At risk of having her report nipped in the bud, board chair Ange Holt said she had been involved in a discussion with a marketer about the town’s main street “and ended up with a relook at the identity of Te Awamutu”.
“The last time a ‘do we want to be Rosetown’ was undertaken was a few years back and organised by Susan Trodden for the Chamber.
“I think if we both get together on this and get an interested working group to drive it, it could provide a great outcome,” she said.
Te Awamutu’s links with roses bloomed in the 1960s and in 1969 the Jaycees and several community groups developed a rugged piece of waste land in Arawata Street into the Rose Garden.

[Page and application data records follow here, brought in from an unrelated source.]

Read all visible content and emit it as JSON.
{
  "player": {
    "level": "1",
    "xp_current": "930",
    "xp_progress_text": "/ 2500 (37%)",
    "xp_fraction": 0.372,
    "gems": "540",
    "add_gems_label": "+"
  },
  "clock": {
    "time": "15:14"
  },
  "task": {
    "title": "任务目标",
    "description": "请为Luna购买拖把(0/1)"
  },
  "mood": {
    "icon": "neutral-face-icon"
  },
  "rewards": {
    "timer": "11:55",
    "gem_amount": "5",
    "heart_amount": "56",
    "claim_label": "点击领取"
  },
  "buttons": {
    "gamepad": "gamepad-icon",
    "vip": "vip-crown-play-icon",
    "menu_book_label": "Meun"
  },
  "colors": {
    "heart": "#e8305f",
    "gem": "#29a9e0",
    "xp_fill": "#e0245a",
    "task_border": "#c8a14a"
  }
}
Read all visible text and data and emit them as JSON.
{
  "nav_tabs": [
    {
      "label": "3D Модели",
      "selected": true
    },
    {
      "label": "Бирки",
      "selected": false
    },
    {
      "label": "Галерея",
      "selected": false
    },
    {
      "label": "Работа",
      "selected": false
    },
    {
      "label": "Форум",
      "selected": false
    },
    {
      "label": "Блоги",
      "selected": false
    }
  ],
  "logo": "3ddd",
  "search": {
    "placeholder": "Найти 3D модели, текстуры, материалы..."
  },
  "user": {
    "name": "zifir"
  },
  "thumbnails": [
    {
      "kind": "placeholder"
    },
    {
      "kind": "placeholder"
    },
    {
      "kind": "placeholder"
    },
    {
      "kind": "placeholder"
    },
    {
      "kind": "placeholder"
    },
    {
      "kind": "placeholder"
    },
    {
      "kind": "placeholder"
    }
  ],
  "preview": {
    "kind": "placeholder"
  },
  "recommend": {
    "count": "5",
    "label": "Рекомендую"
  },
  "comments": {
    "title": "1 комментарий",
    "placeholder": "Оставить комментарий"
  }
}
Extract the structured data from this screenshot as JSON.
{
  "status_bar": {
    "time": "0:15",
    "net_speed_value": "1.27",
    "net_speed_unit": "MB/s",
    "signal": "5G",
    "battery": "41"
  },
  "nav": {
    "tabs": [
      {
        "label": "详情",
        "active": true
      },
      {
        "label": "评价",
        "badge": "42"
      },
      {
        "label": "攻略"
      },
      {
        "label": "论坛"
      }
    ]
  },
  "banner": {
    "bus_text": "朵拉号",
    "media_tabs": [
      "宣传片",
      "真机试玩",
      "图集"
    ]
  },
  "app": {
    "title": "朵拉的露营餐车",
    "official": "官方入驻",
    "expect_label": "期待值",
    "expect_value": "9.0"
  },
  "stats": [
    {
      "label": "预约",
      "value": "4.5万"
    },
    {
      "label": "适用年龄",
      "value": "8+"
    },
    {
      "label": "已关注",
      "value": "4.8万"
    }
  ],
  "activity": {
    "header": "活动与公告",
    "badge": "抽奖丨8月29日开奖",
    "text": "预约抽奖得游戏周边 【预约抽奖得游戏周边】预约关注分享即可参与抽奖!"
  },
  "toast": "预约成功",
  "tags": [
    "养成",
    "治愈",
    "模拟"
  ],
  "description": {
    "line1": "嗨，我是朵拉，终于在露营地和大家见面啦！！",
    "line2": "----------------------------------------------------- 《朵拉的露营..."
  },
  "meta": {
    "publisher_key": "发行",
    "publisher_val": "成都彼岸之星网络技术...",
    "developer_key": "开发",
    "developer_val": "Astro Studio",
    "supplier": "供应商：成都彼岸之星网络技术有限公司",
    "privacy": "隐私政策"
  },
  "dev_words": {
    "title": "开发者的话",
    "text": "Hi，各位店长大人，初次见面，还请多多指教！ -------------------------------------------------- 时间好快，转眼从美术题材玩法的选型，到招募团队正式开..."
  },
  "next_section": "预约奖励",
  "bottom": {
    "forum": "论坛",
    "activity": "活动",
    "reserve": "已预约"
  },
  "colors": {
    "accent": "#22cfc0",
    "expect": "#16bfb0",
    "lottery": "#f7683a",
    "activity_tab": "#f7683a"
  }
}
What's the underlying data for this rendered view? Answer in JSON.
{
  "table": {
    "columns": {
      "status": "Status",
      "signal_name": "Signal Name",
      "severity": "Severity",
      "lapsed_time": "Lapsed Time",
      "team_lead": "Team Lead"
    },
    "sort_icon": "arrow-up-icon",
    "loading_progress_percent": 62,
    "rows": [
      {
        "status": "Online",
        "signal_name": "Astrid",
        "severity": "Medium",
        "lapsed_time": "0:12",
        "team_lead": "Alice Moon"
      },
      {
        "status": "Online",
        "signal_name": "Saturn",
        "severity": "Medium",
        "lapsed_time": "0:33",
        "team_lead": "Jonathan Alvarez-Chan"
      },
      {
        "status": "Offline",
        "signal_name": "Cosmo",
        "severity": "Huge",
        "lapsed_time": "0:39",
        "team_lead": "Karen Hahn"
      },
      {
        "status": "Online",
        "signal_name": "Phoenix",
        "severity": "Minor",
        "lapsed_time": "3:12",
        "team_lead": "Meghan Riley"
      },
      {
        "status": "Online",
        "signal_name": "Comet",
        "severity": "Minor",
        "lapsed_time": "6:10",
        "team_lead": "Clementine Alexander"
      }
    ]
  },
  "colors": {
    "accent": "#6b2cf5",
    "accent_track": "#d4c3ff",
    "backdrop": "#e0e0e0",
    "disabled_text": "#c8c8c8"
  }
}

Soon after that, because of the Rose Garden’s prominent position at the eastern entrance of the town, people began referring to Te Awamutu as ‘The Rose Town of New Zealand”.
Four years ago, during a workshop on Te Ara Wai, a museum to showcase Waipā and New Zealand history, town leaders acknowledged it was probably time to ditch the Rose Town moniker and come up with something linked to Te Ara Wai.
Board member and councillor Susan O’Regan said there was a lot of work done then which developed into branding discussions about the town.
“I wonder if there is an exercise where we pull together the work done previously,” she said.
From there the board could develop a strategic plan.
“This is very relevant and pertinent but it’s not about wasting people’s time,” she said.
Holt said there was an opportunity with Te Ara Wai now being established across the road from the Rose Garden and at one of the entrances to the town, to revisit Rose Town.
“Is Rose Town still relevant?”
Holt said a Waikato business student could assist with research.
The project could be a Community Board/Chamber of Commerce initiative.
“It’s an opportunity to engage. We’ve got a lot of new people in town who we could be asking. We also need to make sure the voice of iwi is heard and included.”
Possibilities included marrying European influences of roses with Māori identity such as a pou decorated around the base with bright red roses depicting blood that fell on both sides during the Land Wars, she said.
The board agreed to establish a working group to explore the identity of Te Awamutu.